Two crashes involving 11 cars tarnished Friday night's Budweiser Shootout practice highlighted by Kurt Busch, who once again showed his displeasure with Tony Stewart by using his car to voice his frustration afterward...What a dink...LOL
DAYTONA BEACH, Fla. -- Tony Stewart and Kurt Busch, who each spent more than half of last season on NASCAR probation, kicked the new season off in the same potential vein Friday night at Daytona International Speedway.
"This is the NASCAR everybody fell in love with," NASCAR vice president for corporate communications Jim Hunter said to a gang of more than two-dozen media members behind the NASCAR office trailer. "Emotions run high. As far as penalties, we'll wait and see."
Hunter's comment was only half in jest, based on a recent comment by NASCAR chairman Brian France that the sanctioning body was going to try to return to its roots this season -- or at least not promote any more drastic changes.
Hunter said the boundaries for showing their emotions were still being drawn -- though actions such as Busch's in recent years have drawn fairly stiff penalties.
"It's going to be difficult, as a matter of fact -- and we said that," Hunter said. "Professional race drivers need to control their emotions when they're in the racecar; and I think we've shown in the past that we'll do whatever we need to do to make sure they do.
"There's a lot of emotion in driving a racecar, and I think this was an example of that. Both drivers were emotional. After tomorrow's meeting, we'll see where we are."
Crack of dawn meetings aren't Stewart's favorite, but for the second time in 10 months the former two-time Cup champion has been summoned to one with NASCAR's top officials -- along with Busch -- after the two drivers were involved in some on-track fender banging on the season's opening day, in the second practice for Saturday night's Budweiser Shootout.
A short time after the track re-opened following an eight-car accident in the practice's opening moments, Stewart's No. 20 Gibbs Racing Toyota and Busch's No. 2 Penske Racing Dodge made contact at the end of the backstretch.

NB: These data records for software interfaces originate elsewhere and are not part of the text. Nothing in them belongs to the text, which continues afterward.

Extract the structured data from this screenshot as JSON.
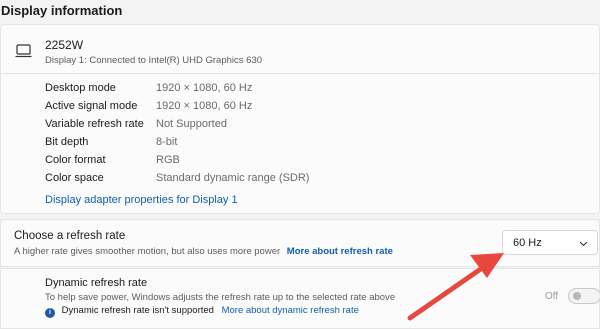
{
  "section": {
    "title": "Display information"
  },
  "display": {
    "name": "2252W",
    "subtitle": "Display 1: Connected to Intel(R) UHD Graphics 630",
    "icon": "monitor-icon",
    "rows": [
      {
        "key": "Desktop mode",
        "value": "1920 × 1080, 60 Hz"
      },
      {
        "key": "Active signal mode",
        "value": "1920 × 1080, 60 Hz"
      },
      {
        "key": "Variable refresh rate",
        "value": "Not Supported"
      },
      {
        "key": "Bit depth",
        "value": "8-bit"
      },
      {
        "key": "Color format",
        "value": "RGB"
      },
      {
        "key": "Color space",
        "value": "Standard dynamic range (SDR)"
      }
    ],
    "adapter_link": "Display adapter properties for Display 1"
  },
  "refresh_rate": {
    "title": "Choose a refresh rate",
    "description": "A higher rate gives smoother motion, but also uses more power",
    "more_link": "More about refresh rate",
    "selected": "60 Hz"
  },
  "dynamic_refresh": {
    "title": "Dynamic refresh rate",
    "description": "To help save power, Windows adjusts the refresh rate up to the selected rate above",
    "note": "Dynamic refresh rate isn't supported",
    "more_link": "More about dynamic refresh rate",
    "toggle_label": "Off",
    "toggle_on": false
  },
  "colors": {
    "link": "#0f5fb0",
    "arrow": "#e8473d",
    "info_icon": "#1e5aa8"
  }
}
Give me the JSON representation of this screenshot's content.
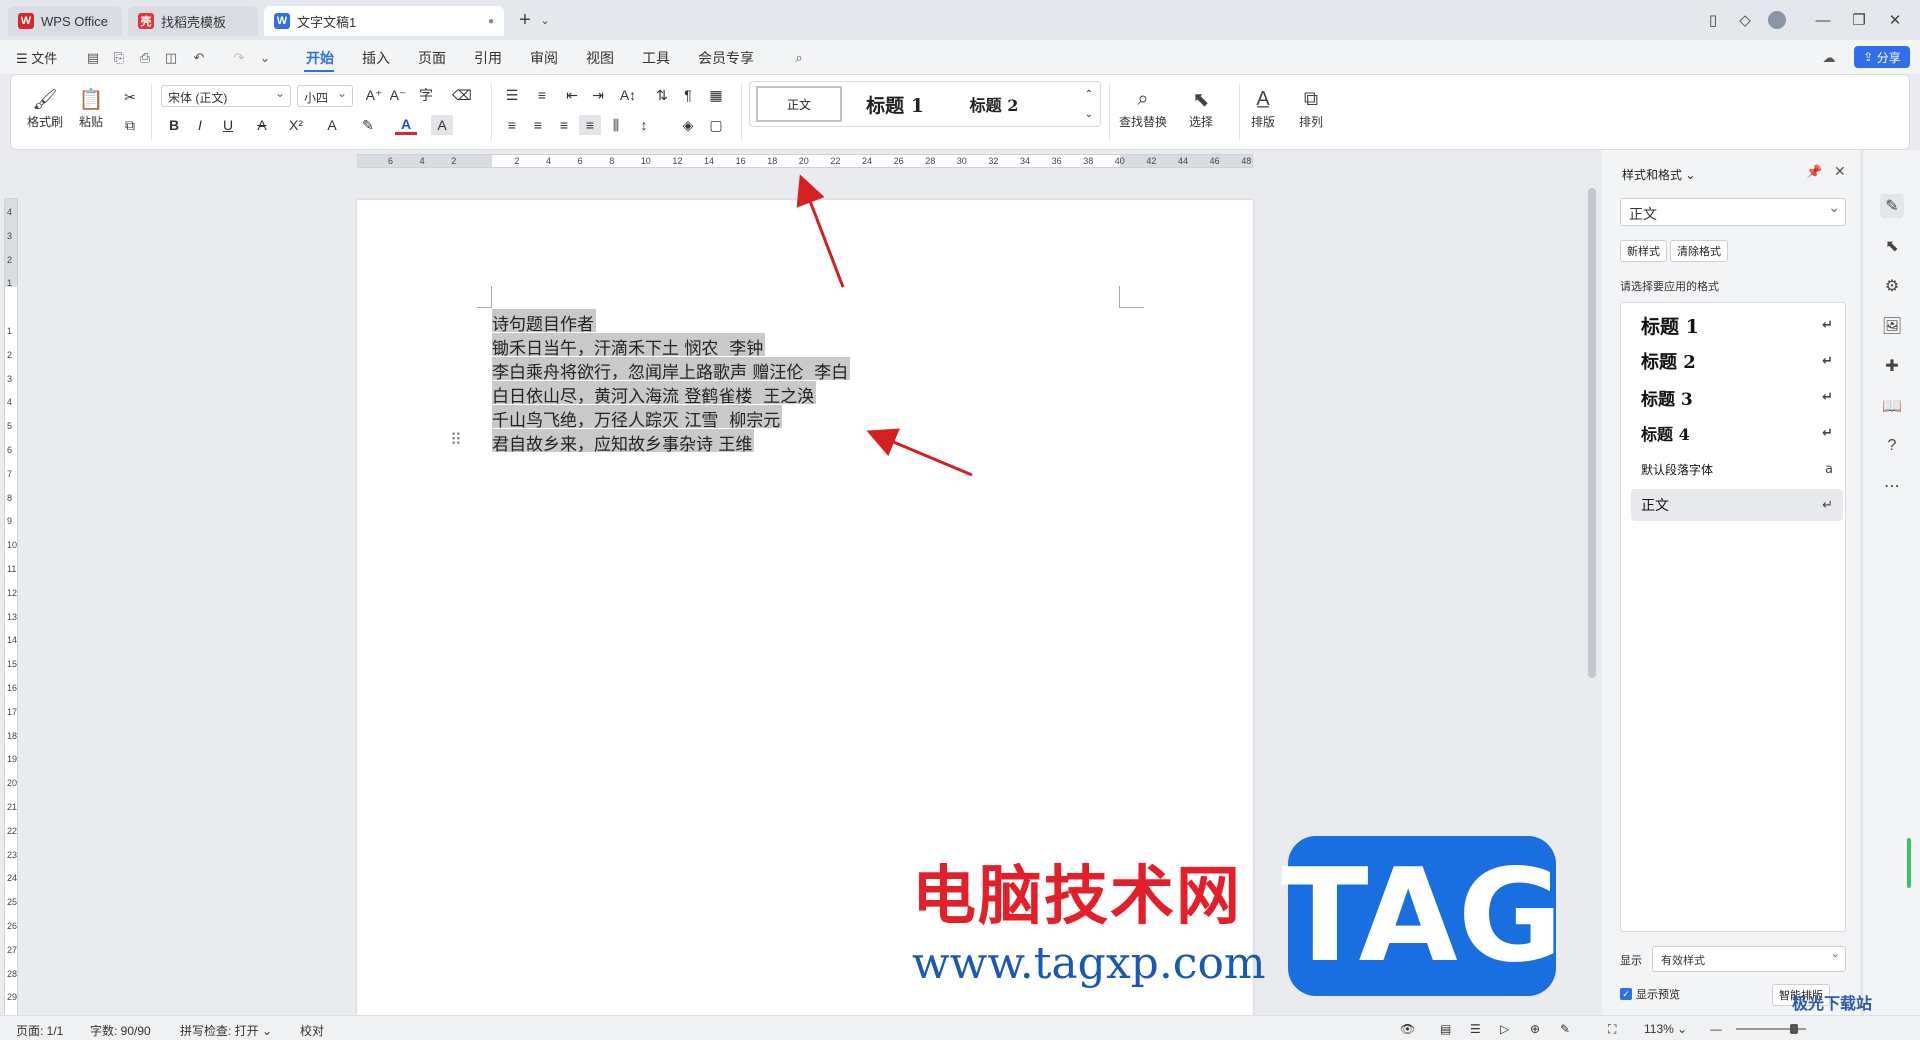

Busch then hit the outside wall, which brought out a caution flag as Stewart's car slid to the track's apron.
As the cars returned to pit road, Busch caught up to Stewart and drove his car into the right side of Stewart's machine three times. The two men then maneuvered their cars to impede each other's access to the exit lane off pit road, before they drove to their garage stalls.
Stewart and Busch were immediately summoned to a meeting with NASCAR vice president for competition Robin Pemberton and Sprint Cup Series director John Darby, Hunter said.
Hunter, who said NASCAR had reviewed videotape of the incident, declined to give many details of the meeting, saying "what was said in there; stays in there," but said the mood was "civil."